Set down the complete data exactly as it appears below.

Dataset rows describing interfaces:
┌──

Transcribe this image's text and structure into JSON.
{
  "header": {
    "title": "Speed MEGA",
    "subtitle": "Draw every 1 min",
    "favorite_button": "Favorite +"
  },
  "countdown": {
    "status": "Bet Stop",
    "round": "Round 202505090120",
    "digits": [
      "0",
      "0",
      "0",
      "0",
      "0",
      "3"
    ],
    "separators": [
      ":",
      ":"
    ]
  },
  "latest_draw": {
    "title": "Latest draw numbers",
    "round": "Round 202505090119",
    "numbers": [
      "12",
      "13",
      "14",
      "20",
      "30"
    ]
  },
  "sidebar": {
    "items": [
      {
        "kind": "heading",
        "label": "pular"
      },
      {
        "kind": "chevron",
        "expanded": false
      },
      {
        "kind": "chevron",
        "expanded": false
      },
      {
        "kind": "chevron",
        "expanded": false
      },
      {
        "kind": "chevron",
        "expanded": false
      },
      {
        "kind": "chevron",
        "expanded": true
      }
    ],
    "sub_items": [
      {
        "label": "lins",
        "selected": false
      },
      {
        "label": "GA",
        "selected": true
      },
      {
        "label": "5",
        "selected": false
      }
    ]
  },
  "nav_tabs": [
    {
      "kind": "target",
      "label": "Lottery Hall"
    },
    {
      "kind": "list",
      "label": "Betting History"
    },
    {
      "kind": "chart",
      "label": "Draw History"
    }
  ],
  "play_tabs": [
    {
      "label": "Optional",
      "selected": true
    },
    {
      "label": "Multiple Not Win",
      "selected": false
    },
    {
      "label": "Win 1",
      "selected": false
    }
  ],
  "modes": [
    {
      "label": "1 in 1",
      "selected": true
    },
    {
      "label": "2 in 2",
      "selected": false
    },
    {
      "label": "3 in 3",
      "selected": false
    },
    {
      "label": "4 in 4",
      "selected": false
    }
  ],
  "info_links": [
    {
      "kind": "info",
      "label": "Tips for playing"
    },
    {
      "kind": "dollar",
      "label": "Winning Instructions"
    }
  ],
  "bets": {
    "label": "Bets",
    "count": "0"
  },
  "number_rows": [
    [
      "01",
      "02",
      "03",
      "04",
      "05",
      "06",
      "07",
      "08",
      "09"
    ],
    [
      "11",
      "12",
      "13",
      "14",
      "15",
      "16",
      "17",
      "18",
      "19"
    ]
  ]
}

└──

> [WRITTEN RESPONSE]:
Transcribe this image's text and structure into JSON.
{
  "header": {
    "title": "Speed MEGA",
    "subtitle": "Draw every 1 min",
    "favorite_button": "Favorite +"
  },
  "countdown": {
    "status": "Bet Stop",
    "round": "Round 202505090120",
    "digits": [
      "0",
      "0",
      "0",
      "0",
      "0",
      "3"
    ],
    "separators": [
      ":",
      ":"
    ]
  },
  "latest_draw": {
    "title": "Latest draw numbers",
    "round": "Round 202505090119",
    "numbers": [
      "12",
      "13",
      "14",
      "20",
      "30"
    ]
  },
  "sidebar": {
    "items": [
      {
        "kind": "heading",
        "label": "pular"
      },
      {
        "kind": "chevron",
        "expanded": false
      },
      {
        "kind": "chevron",
        "expanded": false
      },
      {
        "kind": "chevron",
        "expanded": false
      },
      {
        "kind": "chevron",
        "expanded": false
      },
      {
        "kind": "chevron",
        "expanded": true
      }
    ],
    "sub_items": [
      {
        "label": "lins",
        "selected": false
      },
      {
        "label": "GA",
        "selected": true
      },
      {
        "label": "5",
        "selected": false
      }
    ]
  },
  "nav_tabs": [
    {
      "kind": "target",
      "label": "Lottery Hall"
    },
    {
      "kind": "list",
      "label": "Betting History"
    },
    {
      "kind": "chart",
      "label": "Draw History"
    }
  ],
  "play_tabs": [
    {
      "label": "Optional",
      "selected": true
    },
    {
      "label": "Multiple Not Win",
      "selected": false
    },
    {
      "label": "Win 1",
      "selected": false
    }
  ],
  "modes": [
    {
      "label": "1 in 1",
      "selected": true
    },
    {
      "label": "2 in 2",
      "selected": false
    },
    {
      "label": "3 in 3",
      "selected": false
    },
    {
      "label": "4 in 4",
      "selected": false
    }
  ],
  "info_links": [
    {
      "kind": "info",
      "label": "Tips for playing"
    },
    {
      "kind": "dollar",
      "label": "Winning Instructions"
    }
  ],
  "bets": {
    "label": "Bets",
    "count": "0"
  },
  "number_rows": [
    [
      "01",
      "02",
      "03",
      "04",
      "05",
      "06",
      "07",
      "08",
      "09"
    ],
    [
      "11",
      "12",
      "13",
      "14",
      "15",
      "16",
      "17",
      "18",
      "19"
    ]
  ]
}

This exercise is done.